      My mom used to keep a few dried black eyed peas in her wallet for good luck. She also tried to have a man be the first person to enter her house in the new year. (I’m not sure why that means “good luck”. )

      When I was growing up, many people would have open house parties on New Year’s Day, and people would make “pop calls” at multiple homes, reinforcing community ties. In addition to the black eyed peas, rice, and greens, there would usually be ham, corn bread, hot rolls, candied yams, sweet potato pie, and occasionally, chitlins — which are a LOT of work to make, or spareribs.

      Some families would attend church on New Year’s Eve — and would be in the sanctuary at the stroke of midnight. This would often be followed by a meal. My family and church didn’t typically do this, but I sort of vaguely remember sleeping on a church pew, nestled in my Mom’s fur coat, when I was very small, on what MIGHT have been New Year’s Eve.

      Wishing Everyone good luck, good health and prosperity throughout the coming year!

      Oops: this is Blithe.

    • salmonpuff says:

      Mr. Puff is from Oklahoma, and his mom was appalled the first few years we were married that I didn’t make black-eyed peas for New Year’s Day. I’d never even eaten them! He finally started making them every year — our kids love the tradition and my MIL is relieved that we’re not squandering any potential luck.

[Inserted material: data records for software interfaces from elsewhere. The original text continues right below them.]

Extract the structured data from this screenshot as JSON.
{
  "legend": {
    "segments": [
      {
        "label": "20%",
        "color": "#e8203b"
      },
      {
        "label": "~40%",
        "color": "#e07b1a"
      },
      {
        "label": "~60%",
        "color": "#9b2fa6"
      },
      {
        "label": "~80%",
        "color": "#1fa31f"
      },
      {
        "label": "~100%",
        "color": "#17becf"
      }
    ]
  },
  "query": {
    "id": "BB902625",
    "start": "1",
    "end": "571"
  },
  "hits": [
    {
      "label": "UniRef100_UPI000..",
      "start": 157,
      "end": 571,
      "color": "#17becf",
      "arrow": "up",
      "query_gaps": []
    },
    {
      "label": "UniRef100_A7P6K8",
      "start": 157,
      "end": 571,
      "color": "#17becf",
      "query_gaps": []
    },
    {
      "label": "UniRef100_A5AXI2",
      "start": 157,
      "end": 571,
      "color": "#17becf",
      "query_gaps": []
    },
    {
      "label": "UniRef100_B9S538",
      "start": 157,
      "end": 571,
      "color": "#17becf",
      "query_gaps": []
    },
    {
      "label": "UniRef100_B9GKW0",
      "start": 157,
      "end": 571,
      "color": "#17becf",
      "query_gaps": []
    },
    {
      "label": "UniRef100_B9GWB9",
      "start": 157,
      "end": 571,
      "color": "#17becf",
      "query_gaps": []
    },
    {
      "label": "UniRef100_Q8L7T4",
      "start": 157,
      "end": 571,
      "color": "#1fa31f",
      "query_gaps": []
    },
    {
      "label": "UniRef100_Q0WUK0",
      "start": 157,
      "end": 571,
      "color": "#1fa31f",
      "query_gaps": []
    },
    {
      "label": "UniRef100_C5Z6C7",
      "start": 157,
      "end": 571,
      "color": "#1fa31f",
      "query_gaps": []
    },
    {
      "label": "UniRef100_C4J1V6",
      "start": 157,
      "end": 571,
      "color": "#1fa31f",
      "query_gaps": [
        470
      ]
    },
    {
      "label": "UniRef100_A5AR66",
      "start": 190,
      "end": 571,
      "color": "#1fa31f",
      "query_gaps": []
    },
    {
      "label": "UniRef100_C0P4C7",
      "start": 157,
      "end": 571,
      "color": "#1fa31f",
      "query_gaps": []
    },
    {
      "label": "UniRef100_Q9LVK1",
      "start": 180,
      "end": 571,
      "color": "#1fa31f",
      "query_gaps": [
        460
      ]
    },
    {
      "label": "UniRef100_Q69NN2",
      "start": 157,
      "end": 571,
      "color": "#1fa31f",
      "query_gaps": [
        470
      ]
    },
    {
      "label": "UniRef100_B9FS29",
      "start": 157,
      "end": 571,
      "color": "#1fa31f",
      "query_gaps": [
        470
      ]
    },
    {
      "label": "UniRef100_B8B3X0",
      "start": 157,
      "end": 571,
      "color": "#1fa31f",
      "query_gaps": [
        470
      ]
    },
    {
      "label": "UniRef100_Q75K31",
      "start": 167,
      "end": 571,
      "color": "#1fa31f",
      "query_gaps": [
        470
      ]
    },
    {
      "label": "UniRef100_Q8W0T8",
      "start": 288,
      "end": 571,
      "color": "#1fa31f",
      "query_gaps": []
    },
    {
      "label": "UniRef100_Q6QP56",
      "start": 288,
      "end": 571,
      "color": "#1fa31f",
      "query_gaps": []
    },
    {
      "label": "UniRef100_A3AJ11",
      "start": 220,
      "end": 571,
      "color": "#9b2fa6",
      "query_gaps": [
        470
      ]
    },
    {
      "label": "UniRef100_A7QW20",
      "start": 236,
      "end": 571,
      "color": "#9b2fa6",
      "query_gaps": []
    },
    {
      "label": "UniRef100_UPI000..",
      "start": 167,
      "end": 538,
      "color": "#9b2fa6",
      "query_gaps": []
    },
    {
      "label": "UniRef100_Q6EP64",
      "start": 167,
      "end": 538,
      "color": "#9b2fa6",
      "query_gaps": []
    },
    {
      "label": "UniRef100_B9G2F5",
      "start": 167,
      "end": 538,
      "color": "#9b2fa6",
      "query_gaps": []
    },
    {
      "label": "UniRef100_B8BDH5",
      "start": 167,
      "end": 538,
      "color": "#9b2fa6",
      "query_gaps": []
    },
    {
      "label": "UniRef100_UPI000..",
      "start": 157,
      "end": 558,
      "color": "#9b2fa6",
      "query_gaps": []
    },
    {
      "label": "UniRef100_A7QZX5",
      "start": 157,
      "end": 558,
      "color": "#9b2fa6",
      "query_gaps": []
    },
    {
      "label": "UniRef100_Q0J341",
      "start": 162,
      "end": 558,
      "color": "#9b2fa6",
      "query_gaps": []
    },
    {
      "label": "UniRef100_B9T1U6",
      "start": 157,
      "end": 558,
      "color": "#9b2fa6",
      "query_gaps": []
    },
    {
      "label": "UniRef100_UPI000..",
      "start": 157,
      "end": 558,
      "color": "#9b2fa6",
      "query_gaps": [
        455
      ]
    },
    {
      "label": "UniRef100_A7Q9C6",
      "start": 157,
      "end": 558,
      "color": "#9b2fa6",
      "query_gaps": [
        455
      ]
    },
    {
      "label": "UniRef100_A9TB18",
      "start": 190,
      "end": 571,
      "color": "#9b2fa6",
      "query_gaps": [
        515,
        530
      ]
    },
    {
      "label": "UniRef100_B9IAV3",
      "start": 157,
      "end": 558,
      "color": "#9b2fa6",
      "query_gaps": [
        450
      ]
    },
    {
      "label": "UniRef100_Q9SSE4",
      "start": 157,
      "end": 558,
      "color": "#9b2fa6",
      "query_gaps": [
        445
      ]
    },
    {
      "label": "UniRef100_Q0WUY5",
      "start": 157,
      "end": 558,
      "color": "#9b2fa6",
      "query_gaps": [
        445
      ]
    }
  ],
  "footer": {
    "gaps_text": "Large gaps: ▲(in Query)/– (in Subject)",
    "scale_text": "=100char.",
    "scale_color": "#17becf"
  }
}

      New Year’s Eve we usually have crab cakes, though this year we’re having salmon our friends sent us from Alaska. Two days of goooood eating!

  8. Amy says:

    In Venice you are supposed to wear new red underwear you received as a gift. (Maybe that’s all of Italy but I’ve just heard it for Venice.)

  9. pottymouth pup says:

    It’s a colonial New England tradition to burn a bayberry candle on Christmas and/or NY Eve for health, prosperity & good luck: “A bayberry candle burnt to the socket brings food to the larder and gold to the pocket.” (you want to light it so that it’s still burning at midnight but early enough that you can stay awake until it’s burnt out)

  10. Lady Luna says:

    We eat 12 grapes at midnight and I have my red and yellow underwear! We also like to walk outside with our luggage to manifest travel during the year.

    • blue says:

      Oh, I’m going to get my suitcase out & walk around the block! I want to go somewhere interesting this year. Never heard this before so I hope it works!

  11. Twin Falls says:

    I love getting new calendars for the year too!

  12. BlueNailsBetty says:

    We vacuum, sweep, and mop on New Year’s Eve to sweep out the past.

    On New Year’s Day we make Hoppin’ John and cornbread.

    I’m a rideshare driver so I’ll be driving NYE and wearing my favorite green shirt (money, prosperity), lots of bling (to bring in beauty and fun), and carrying a dollar in my pocket (abundance and money).

    I don’t have yellow undies but yellow is my color of the year for 2024. My word of the year is Action. My mantra is “every day I chip away”.

  13. Huggy says:

    I never eat chicken on new years day because it means you will be scratching for money all year long!

  14. Kkat says:

    My husband is Danish, and I’ve been to his family a number of times in Danmark during the holidays.
    (We’re in Southern California)

    Besides the INSANE amount of fireworks ( a street will go in together and pay 50k to 100k or more! on massive fireworks, lots of big rockets)
    The next day you usually can’t mail anything because all the mailboxes have been blown up :p
    I’m not exaggerating, all of them. and he was so matter of fact about it lol

  15. GermanCoffeeGirl says:

    In my area of Germany, it’s considered bad luck to leave laundry hanging on NYE into the new year, so I made sure to take down all my laundry before New Year’s Eve (it’s not super common to have a dryer here, so I hang up my laundry to dry).